#### [AIM OF THE EXERCISE]
Excluding pictures, give the entries again exactly as they appear.

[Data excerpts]
───

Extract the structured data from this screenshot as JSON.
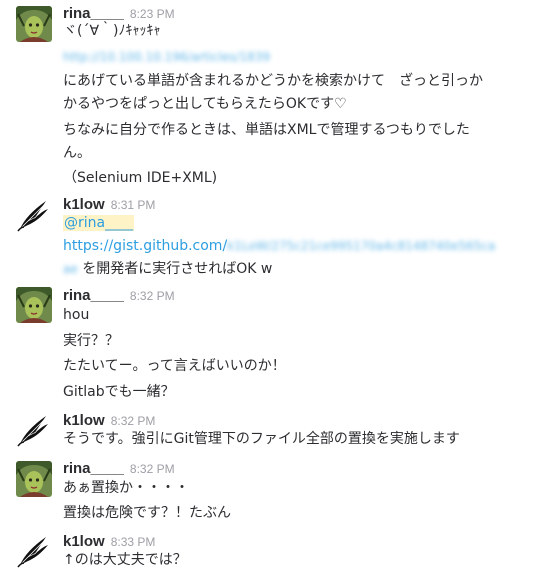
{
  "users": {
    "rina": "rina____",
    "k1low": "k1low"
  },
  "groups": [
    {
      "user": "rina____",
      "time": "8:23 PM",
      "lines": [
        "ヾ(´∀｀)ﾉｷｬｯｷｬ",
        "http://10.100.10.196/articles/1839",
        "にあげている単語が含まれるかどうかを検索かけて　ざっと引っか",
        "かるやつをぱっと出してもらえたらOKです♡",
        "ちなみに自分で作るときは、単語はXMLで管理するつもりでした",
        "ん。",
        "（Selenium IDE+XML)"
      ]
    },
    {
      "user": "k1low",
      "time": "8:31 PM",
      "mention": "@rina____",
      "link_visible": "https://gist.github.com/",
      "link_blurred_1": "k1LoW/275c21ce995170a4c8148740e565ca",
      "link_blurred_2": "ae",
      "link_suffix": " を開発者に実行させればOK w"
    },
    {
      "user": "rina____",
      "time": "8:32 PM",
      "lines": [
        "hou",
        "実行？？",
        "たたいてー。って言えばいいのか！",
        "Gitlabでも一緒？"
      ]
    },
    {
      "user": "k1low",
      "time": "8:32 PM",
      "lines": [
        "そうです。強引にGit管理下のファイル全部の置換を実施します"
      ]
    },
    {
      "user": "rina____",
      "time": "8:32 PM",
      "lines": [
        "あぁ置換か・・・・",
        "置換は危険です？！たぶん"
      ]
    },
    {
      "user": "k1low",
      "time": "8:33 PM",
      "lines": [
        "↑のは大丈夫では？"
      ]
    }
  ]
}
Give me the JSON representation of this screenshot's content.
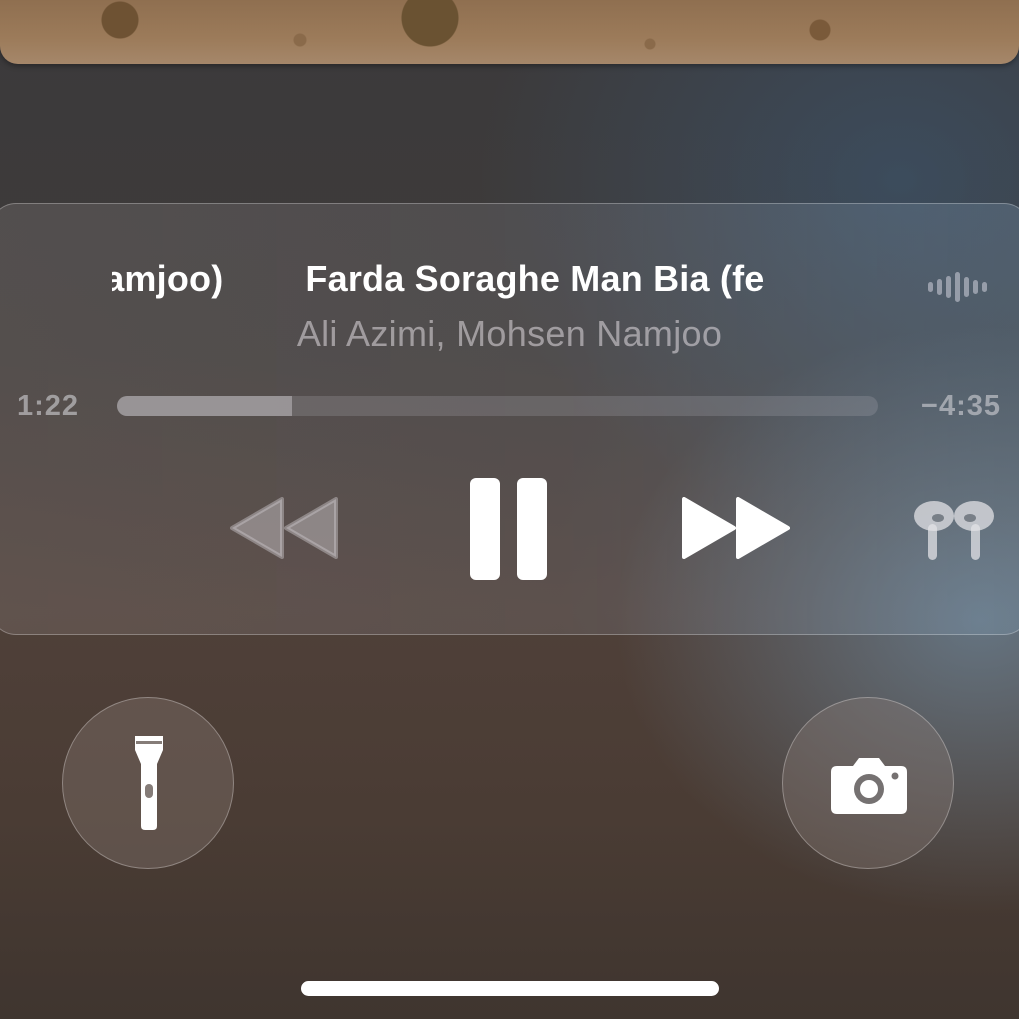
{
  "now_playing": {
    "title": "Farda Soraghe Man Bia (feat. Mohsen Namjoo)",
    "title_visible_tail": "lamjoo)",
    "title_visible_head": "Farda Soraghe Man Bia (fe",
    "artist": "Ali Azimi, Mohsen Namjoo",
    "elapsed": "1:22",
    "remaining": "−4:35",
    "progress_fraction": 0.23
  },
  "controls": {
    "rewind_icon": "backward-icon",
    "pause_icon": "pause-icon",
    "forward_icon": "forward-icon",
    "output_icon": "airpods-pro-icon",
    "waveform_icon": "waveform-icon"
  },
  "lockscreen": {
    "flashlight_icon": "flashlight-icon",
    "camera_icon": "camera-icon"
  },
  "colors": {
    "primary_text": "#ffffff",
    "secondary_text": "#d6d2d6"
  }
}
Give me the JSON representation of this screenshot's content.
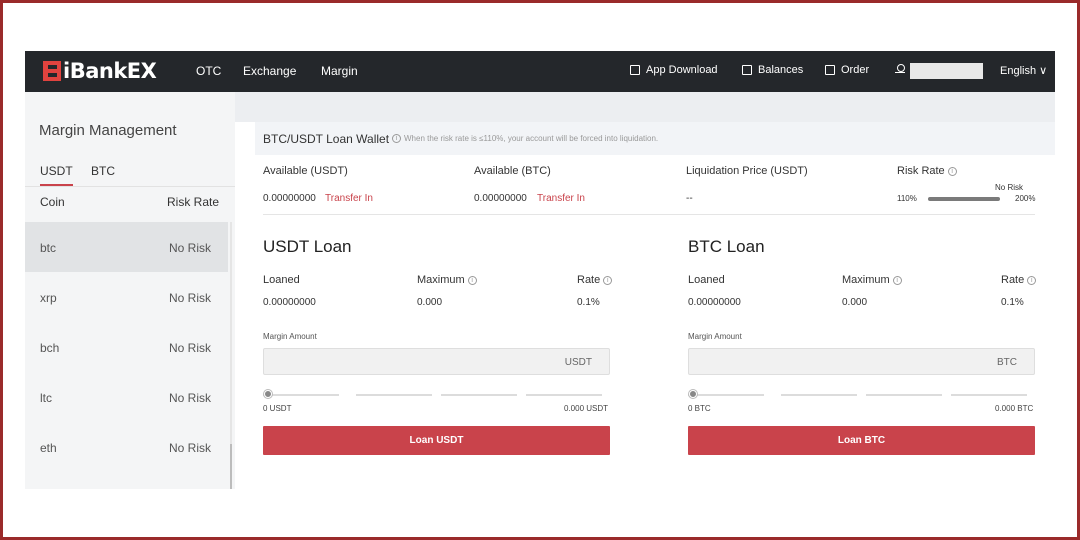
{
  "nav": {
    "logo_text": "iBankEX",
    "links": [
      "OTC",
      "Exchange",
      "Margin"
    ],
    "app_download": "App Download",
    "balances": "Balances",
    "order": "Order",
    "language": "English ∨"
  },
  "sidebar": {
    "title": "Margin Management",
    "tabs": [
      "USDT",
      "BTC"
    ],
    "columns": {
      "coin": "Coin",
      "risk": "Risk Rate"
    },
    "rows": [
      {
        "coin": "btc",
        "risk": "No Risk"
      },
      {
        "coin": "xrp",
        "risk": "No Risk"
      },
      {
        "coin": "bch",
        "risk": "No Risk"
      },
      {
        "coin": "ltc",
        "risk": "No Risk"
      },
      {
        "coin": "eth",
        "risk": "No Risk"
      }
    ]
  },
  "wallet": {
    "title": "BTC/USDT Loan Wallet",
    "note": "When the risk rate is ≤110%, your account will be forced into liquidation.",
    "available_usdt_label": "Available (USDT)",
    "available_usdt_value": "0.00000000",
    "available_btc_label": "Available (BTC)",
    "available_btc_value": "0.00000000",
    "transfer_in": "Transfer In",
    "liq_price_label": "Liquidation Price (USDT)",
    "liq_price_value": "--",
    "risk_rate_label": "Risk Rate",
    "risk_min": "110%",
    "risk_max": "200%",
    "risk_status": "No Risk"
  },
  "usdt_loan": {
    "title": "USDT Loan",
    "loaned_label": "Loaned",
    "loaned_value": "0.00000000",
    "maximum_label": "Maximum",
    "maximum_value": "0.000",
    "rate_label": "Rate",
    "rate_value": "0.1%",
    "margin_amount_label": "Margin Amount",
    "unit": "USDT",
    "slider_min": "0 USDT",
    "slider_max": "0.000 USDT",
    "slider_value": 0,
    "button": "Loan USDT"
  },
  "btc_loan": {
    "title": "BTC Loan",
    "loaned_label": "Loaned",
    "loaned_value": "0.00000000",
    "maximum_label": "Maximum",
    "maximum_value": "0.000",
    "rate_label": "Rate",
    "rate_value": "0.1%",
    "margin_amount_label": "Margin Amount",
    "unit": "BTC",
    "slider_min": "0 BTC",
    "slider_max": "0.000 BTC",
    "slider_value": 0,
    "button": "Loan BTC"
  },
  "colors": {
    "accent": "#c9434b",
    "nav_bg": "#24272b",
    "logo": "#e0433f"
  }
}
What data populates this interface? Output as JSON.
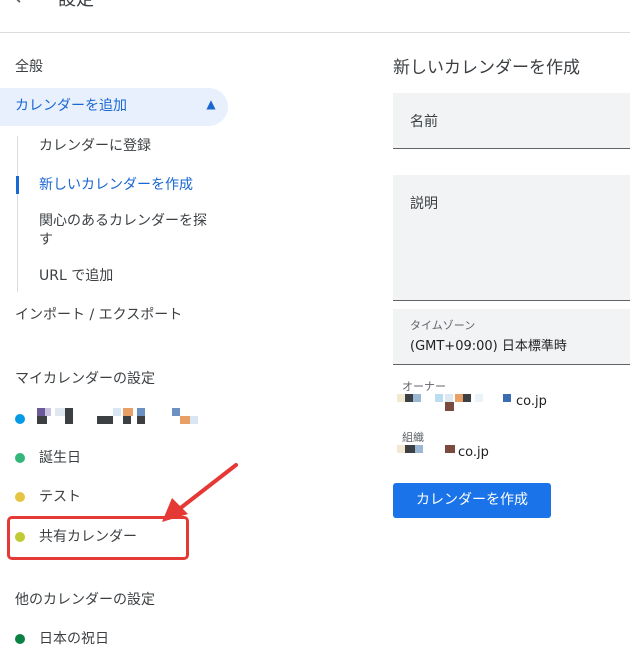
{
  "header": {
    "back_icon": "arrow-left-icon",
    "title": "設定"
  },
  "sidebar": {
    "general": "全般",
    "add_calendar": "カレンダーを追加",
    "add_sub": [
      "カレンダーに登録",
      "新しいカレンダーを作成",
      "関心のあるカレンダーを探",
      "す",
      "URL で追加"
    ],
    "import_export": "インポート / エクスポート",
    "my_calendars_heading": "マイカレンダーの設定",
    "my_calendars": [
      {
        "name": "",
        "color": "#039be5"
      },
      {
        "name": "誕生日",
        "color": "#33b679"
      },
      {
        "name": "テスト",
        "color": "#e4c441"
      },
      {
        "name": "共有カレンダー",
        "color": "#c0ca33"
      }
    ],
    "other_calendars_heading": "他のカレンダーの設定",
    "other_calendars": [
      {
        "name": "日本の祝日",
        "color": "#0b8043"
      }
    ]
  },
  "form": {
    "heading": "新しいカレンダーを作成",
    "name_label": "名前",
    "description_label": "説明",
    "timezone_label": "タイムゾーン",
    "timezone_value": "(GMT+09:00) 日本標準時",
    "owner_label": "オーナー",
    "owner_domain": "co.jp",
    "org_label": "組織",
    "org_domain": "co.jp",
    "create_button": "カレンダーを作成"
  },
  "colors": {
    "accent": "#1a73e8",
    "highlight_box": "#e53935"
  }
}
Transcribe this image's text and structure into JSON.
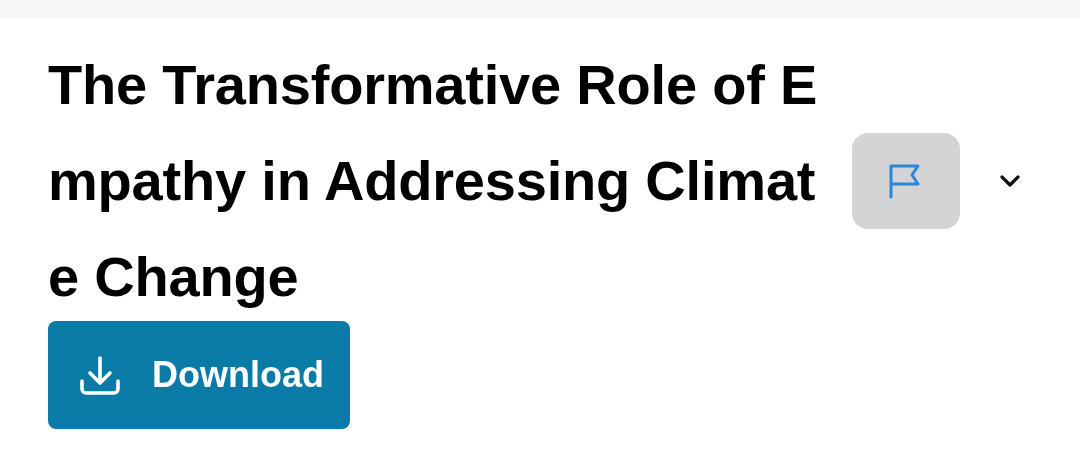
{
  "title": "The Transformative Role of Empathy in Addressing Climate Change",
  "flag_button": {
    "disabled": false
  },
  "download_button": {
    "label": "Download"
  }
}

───

#### [ANSWER TO THIS PROBLEM]
Extract the structured data from this screenshot as JSON.
{
  "users": {
    "rina": "rina____",
    "k1low": "k1low"
  },
  "groups": [
    {
      "user": "rina____",
      "time": "8:23 PM",
      "lines": [
        "ヾ(´∀｀)ﾉｷｬｯｷｬ",
        "http://10.100.10.196/articles/1839",
        "にあげている単語が含まれるかどうかを検索かけて　ざっと引っか",
        "かるやつをぱっと出してもらえたらOKです♡",
        "ちなみに自分で作るときは、単語はXMLで管理するつもりでした",
        "ん。",
        "（Selenium IDE+XML)"
      ]
    },
    {
      "user": "k1low",
      "time": "8:31 PM",
      "mention": "@rina____",
      "link_visible": "https://gist.github.com/",
      "link_blurred_1": "k1LoW/275c21ce995170a4c8148740e565ca",
      "link_blurred_2": "ae",
      "link_suffix": " を開発者に実行させればOK w"
    },
    {
      "user": "rina____",
      "time": "8:32 PM",
      "lines": [
        "hou",
        "実行？？",
        "たたいてー。って言えばいいのか！",
        "Gitlabでも一緒？"
      ]
    },
    {
      "user": "k1low",
      "time": "8:32 PM",
      "lines": [
        "そうです。強引にGit管理下のファイル全部の置換を実施します"
      ]
    },
    {
      "user": "rina____",
      "time": "8:32 PM",
      "lines": [
        "あぁ置換か・・・・",
        "置換は危険です？！たぶん"
      ]
    },
    {
      "user": "k1low",
      "time": "8:33 PM",
      "lines": [
        "↑のは大丈夫では？"
      ]
    }
  ]
}
Give me the JSON representation of this screenshot's content.
{
  "now_playing": {
    "title": "Farda Soraghe Man Bia (feat. Mohsen Namjoo)",
    "title_visible_tail": "lamjoo)",
    "title_visible_head": "Farda Soraghe Man Bia (fe",
    "artist": "Ali Azimi, Mohsen Namjoo",
    "elapsed": "1:22",
    "remaining": "−4:35",
    "progress_fraction": 0.23
  },
  "controls": {
    "rewind_icon": "backward-icon",
    "pause_icon": "pause-icon",
    "forward_icon": "forward-icon",
    "output_icon": "airpods-pro-icon",
    "waveform_icon": "waveform-icon"
  },
  "lockscreen": {
    "flashlight_icon": "flashlight-icon",
    "camera_icon": "camera-icon"
  },
  "colors": {
    "primary_text": "#ffffff",
    "secondary_text": "#d6d2d6"
  }
}
Give me the JSON representation of this screenshot's content.
{
  "nav": {
    "logo_text": "iBankEX",
    "links": [
      "OTC",
      "Exchange",
      "Margin"
    ],
    "app_download": "App Download",
    "balances": "Balances",
    "order": "Order",
    "language": "English ∨"
  },
  "sidebar": {
    "title": "Margin Management",
    "tabs": [
      "USDT",
      "BTC"
    ],
    "columns": {
      "coin": "Coin",
      "risk": "Risk Rate"
    },
    "rows": [
      {
        "coin": "btc",
        "risk": "No Risk"
      },
      {
        "coin": "xrp",
        "risk": "No Risk"
      },
      {
        "coin": "bch",
        "risk": "No Risk"
      },
      {
        "coin": "ltc",
        "risk": "No Risk"
      },
      {
        "coin": "eth",
        "risk": "No Risk"
      }
    ]
  },
  "wallet": {
    "title": "BTC/USDT Loan Wallet",
    "note": "When the risk rate is ≤110%, your account will be forced into liquidation.",
    "available_usdt_label": "Available (USDT)",
    "available_usdt_value": "0.00000000",
    "available_btc_label": "Available (BTC)",
    "available_btc_value": "0.00000000",
    "transfer_in": "Transfer In",
    "liq_price_label": "Liquidation Price (USDT)",
    "liq_price_value": "--",
    "risk_rate_label": "Risk Rate",
    "risk_min": "110%",
    "risk_max": "200%",
    "risk_status": "No Risk"
  },
  "usdt_loan": {
    "title": "USDT Loan",
    "loaned_label": "Loaned",
    "loaned_value": "0.00000000",
    "maximum_label": "Maximum",
    "maximum_value": "0.000",
    "rate_label": "Rate",
    "rate_value": "0.1%",
    "margin_amount_label": "Margin Amount",
    "unit": "USDT",
    "slider_min": "0 USDT",
    "slider_max": "0.000 USDT",
    "slider_value": 0,
    "button": "Loan USDT"
  },
  "btc_loan": {
    "title": "BTC Loan",
    "loaned_label": "Loaned",
    "loaned_value": "0.00000000",
    "maximum_label": "Maximum",
    "maximum_value": "0.000",
    "rate_label": "Rate",
    "rate_value": "0.1%",
    "margin_amount_label": "Margin Amount",
    "unit": "BTC",
    "slider_min": "0 BTC",
    "slider_max": "0.000 BTC",
    "slider_value": 0,
    "button": "Loan BTC"
  },
  "colors": {
    "accent": "#c9434b",
    "nav_bg": "#24272b",
    "logo": "#e0433f"
  }
}
What data populates this interface? Output as JSON.
{
  "header": {
    "back_icon": "arrow-left-icon",
    "title": "設定"
  },
  "sidebar": {
    "general": "全般",
    "add_calendar": "カレンダーを追加",
    "add_sub": [
      "カレンダーに登録",
      "新しいカレンダーを作成",
      "関心のあるカレンダーを探",
      "す",
      "URL で追加"
    ],
    "import_export": "インポート / エクスポート",
    "my_calendars_heading": "マイカレンダーの設定",
    "my_calendars": [
      {
        "name": "",
        "color": "#039be5"
      },
      {
        "name": "誕生日",
        "color": "#33b679"
      },
      {
        "name": "テスト",
        "color": "#e4c441"
      },
      {
        "name": "共有カレンダー",
        "color": "#c0ca33"
      }
    ],
    "other_calendars_heading": "他のカレンダーの設定",
    "other_calendars": [
      {
        "name": "日本の祝日",
        "color": "#0b8043"
      }
    ]
  },
  "form": {
    "heading": "新しいカレンダーを作成",
    "name_label": "名前",
    "description_label": "説明",
    "timezone_label": "タイムゾーン",
    "timezone_value": "(GMT+09:00) 日本標準時",
    "owner_label": "オーナー",
    "owner_domain": "co.jp",
    "org_label": "組織",
    "org_domain": "co.jp",
    "create_button": "カレンダーを作成"
  },
  "colors": {
    "accent": "#1a73e8",
    "highlight_box": "#e53935"
  }
}
Transcribe this image's text and structure into JSON.
{
  "title": "The Transformative Role of Empathy in Addressing Climate Change",
  "flag_button": {
    "disabled": false
  },
  "download_button": {
    "label": "Download"
  }
}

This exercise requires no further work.